# Aim of the task
Each entry below should be returned exactly as is, with the pictures removed.

# Data
_ _ _

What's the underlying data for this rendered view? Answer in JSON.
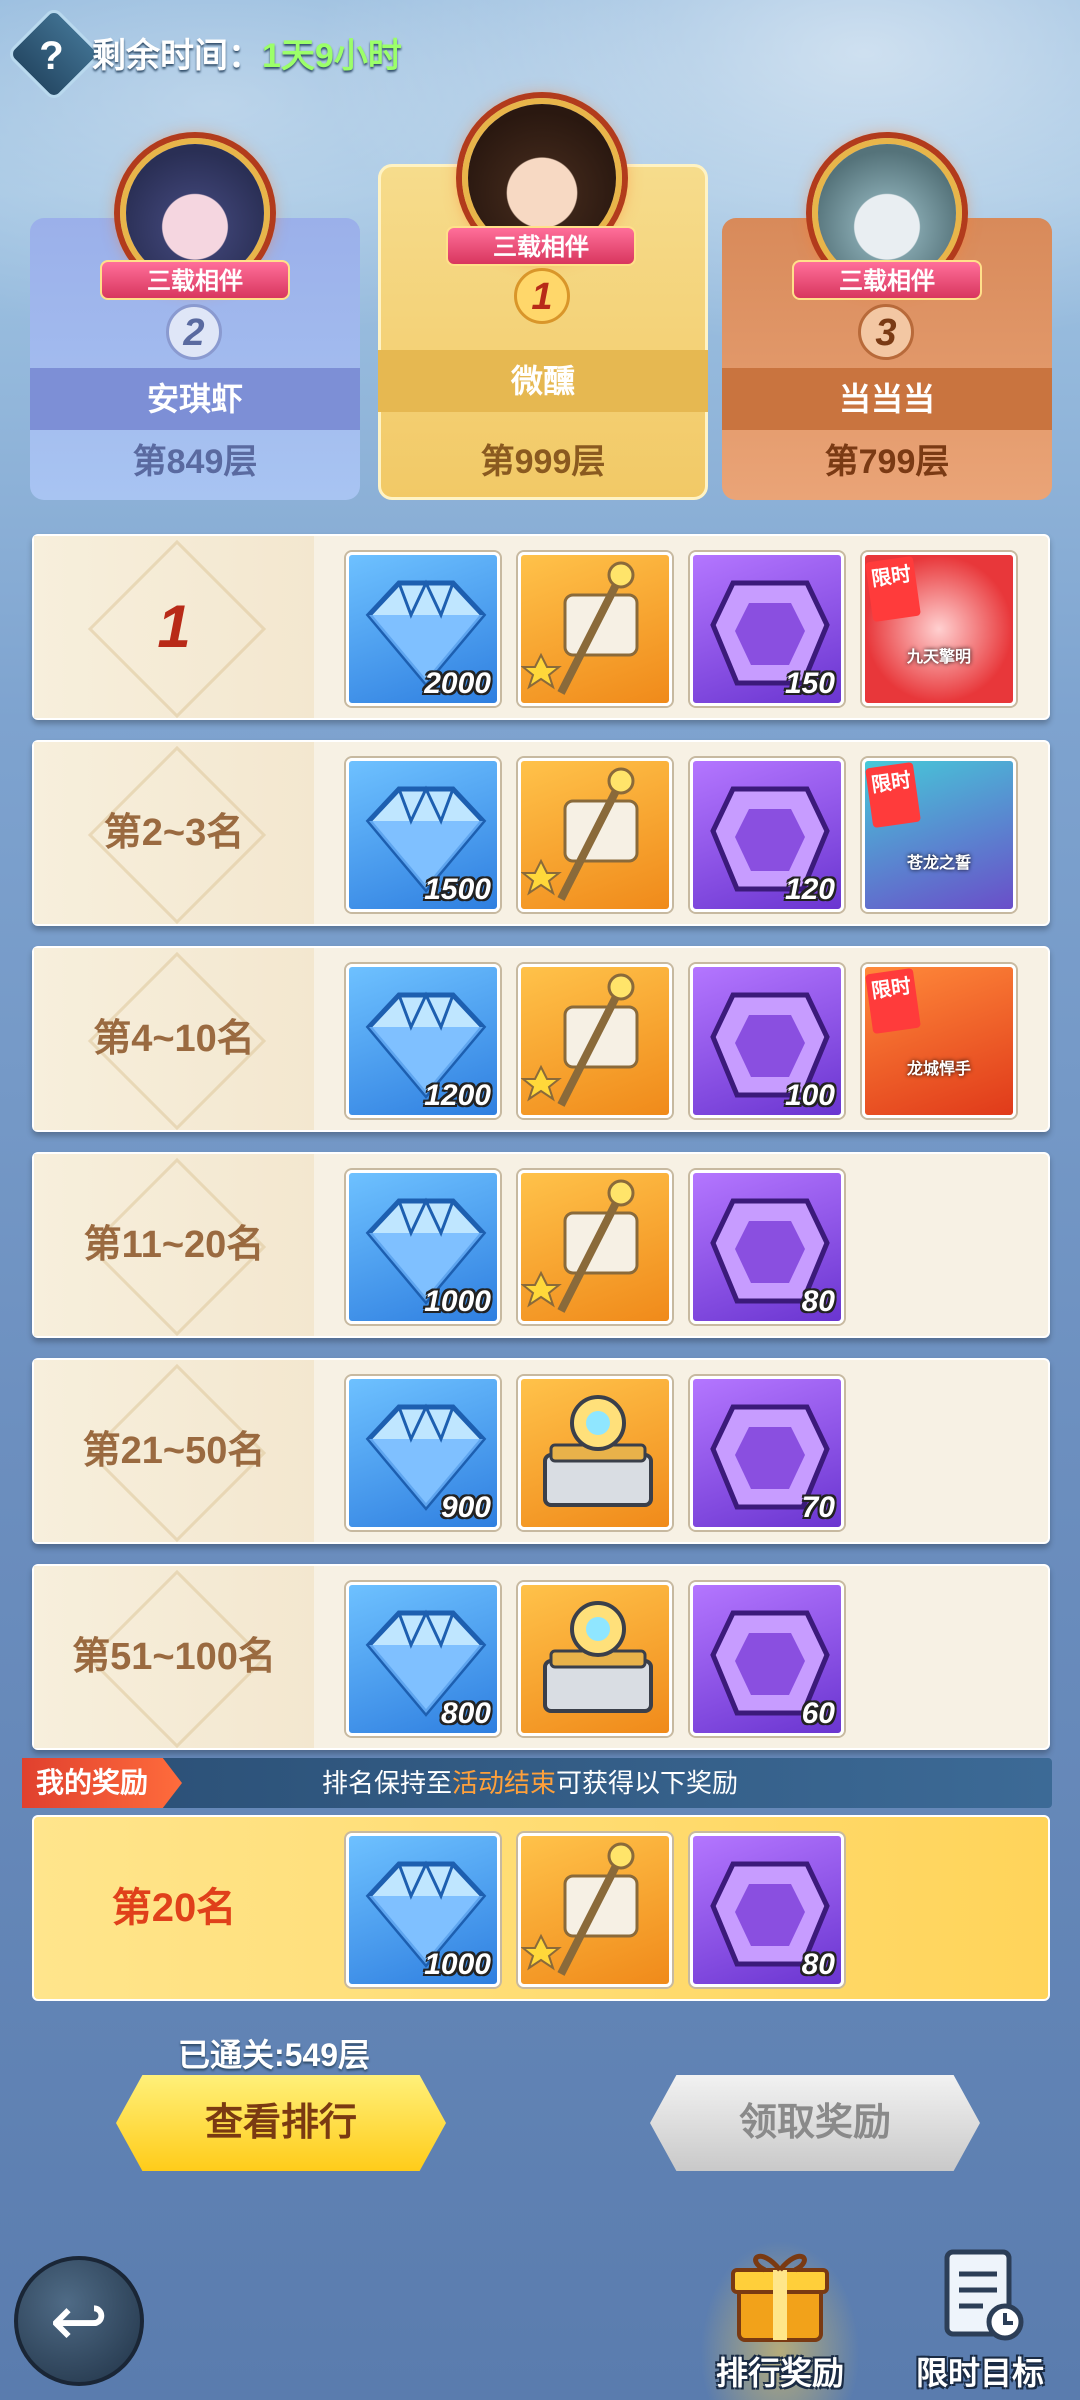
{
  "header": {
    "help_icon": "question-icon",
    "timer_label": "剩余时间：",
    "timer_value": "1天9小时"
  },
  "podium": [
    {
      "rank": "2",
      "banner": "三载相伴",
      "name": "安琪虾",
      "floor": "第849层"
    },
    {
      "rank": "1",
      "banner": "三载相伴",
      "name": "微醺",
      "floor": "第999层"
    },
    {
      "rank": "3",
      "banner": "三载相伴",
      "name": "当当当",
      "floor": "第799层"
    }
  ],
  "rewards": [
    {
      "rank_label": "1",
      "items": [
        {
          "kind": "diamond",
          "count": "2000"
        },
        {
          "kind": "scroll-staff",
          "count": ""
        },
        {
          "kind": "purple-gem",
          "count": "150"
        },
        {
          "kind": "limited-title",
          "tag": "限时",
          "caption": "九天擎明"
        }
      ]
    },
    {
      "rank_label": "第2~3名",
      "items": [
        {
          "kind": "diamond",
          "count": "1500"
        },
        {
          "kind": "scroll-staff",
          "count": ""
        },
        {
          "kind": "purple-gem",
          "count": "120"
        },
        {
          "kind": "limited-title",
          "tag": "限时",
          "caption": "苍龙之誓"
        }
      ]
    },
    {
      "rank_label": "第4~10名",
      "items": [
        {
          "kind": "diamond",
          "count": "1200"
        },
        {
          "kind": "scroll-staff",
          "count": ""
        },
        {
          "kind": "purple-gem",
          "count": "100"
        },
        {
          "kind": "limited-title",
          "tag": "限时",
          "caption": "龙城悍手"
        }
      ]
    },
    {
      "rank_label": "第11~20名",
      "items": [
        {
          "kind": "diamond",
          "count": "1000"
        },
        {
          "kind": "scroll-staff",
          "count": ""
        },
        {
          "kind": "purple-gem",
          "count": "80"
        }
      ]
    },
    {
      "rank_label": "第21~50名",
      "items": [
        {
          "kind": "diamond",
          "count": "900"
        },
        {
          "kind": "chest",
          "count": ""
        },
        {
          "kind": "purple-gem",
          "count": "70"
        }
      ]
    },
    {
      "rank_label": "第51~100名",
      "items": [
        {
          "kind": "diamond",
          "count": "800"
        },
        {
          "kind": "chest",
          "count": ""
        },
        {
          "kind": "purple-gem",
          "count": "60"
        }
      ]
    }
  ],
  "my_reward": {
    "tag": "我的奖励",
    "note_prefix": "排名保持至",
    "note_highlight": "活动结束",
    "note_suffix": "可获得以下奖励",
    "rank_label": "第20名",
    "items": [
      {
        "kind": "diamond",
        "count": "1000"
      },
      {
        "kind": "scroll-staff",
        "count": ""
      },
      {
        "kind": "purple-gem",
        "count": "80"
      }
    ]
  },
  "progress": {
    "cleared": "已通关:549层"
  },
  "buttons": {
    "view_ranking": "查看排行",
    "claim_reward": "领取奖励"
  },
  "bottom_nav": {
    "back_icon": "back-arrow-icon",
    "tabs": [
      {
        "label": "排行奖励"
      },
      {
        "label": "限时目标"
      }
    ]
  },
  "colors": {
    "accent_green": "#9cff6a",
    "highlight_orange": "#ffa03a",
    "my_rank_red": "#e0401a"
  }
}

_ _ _

# Output of the exercise
What's the underlying data for this rendered view? Answer in JSON.
{
  "header": {
    "help_icon": "question-icon",
    "timer_label": "剩余时间：",
    "timer_value": "1天9小时"
  },
  "podium": [
    {
      "rank": "2",
      "banner": "三载相伴",
      "name": "安琪虾",
      "floor": "第849层"
    },
    {
      "rank": "1",
      "banner": "三载相伴",
      "name": "微醺",
      "floor": "第999层"
    },
    {
      "rank": "3",
      "banner": "三载相伴",
      "name": "当当当",
      "floor": "第799层"
    }
  ],
  "rewards": [
    {
      "rank_label": "1",
      "items": [
        {
          "kind": "diamond",
          "count": "2000"
        },
        {
          "kind": "scroll-staff",
          "count": ""
        },
        {
          "kind": "purple-gem",
          "count": "150"
        },
        {
          "kind": "limited-title",
          "tag": "限时",
          "caption": "九天擎明"
        }
      ]
    },
    {
      "rank_label": "第2~3名",
      "items": [
        {
          "kind": "diamond",
          "count": "1500"
        },
        {
          "kind": "scroll-staff",
          "count": ""
        },
        {
          "kind": "purple-gem",
          "count": "120"
        },
        {
          "kind": "limited-title",
          "tag": "限时",
          "caption": "苍龙之誓"
        }
      ]
    },
    {
      "rank_label": "第4~10名",
      "items": [
        {
          "kind": "diamond",
          "count": "1200"
        },
        {
          "kind": "scroll-staff",
          "count": ""
        },
        {
          "kind": "purple-gem",
          "count": "100"
        },
        {
          "kind": "limited-title",
          "tag": "限时",
          "caption": "龙城悍手"
        }
      ]
    },
    {
      "rank_label": "第11~20名",
      "items": [
        {
          "kind": "diamond",
          "count": "1000"
        },
        {
          "kind": "scroll-staff",
          "count": ""
        },
        {
          "kind": "purple-gem",
          "count": "80"
        }
      ]
    },
    {
      "rank_label": "第21~50名",
      "items": [
        {
          "kind": "diamond",
          "count": "900"
        },
        {
          "kind": "chest",
          "count": ""
        },
        {
          "kind": "purple-gem",
          "count": "70"
        }
      ]
    },
    {
      "rank_label": "第51~100名",
      "items": [
        {
          "kind": "diamond",
          "count": "800"
        },
        {
          "kind": "chest",
          "count": ""
        },
        {
          "kind": "purple-gem",
          "count": "60"
        }
      ]
    }
  ],
  "my_reward": {
    "tag": "我的奖励",
    "note_prefix": "排名保持至",
    "note_highlight": "活动结束",
    "note_suffix": "可获得以下奖励",
    "rank_label": "第20名",
    "items": [
      {
        "kind": "diamond",
        "count": "1000"
      },
      {
        "kind": "scroll-staff",
        "count": ""
      },
      {
        "kind": "purple-gem",
        "count": "80"
      }
    ]
  },
  "progress": {
    "cleared": "已通关:549层"
  },
  "buttons": {
    "view_ranking": "查看排行",
    "claim_reward": "领取奖励"
  },
  "bottom_nav": {
    "back_icon": "back-arrow-icon",
    "tabs": [
      {
        "label": "排行奖励"
      },
      {
        "label": "限时目标"
      }
    ]
  },
  "colors": {
    "accent_green": "#9cff6a",
    "highlight_orange": "#ffa03a",
    "my_rank_red": "#e0401a"
  }
}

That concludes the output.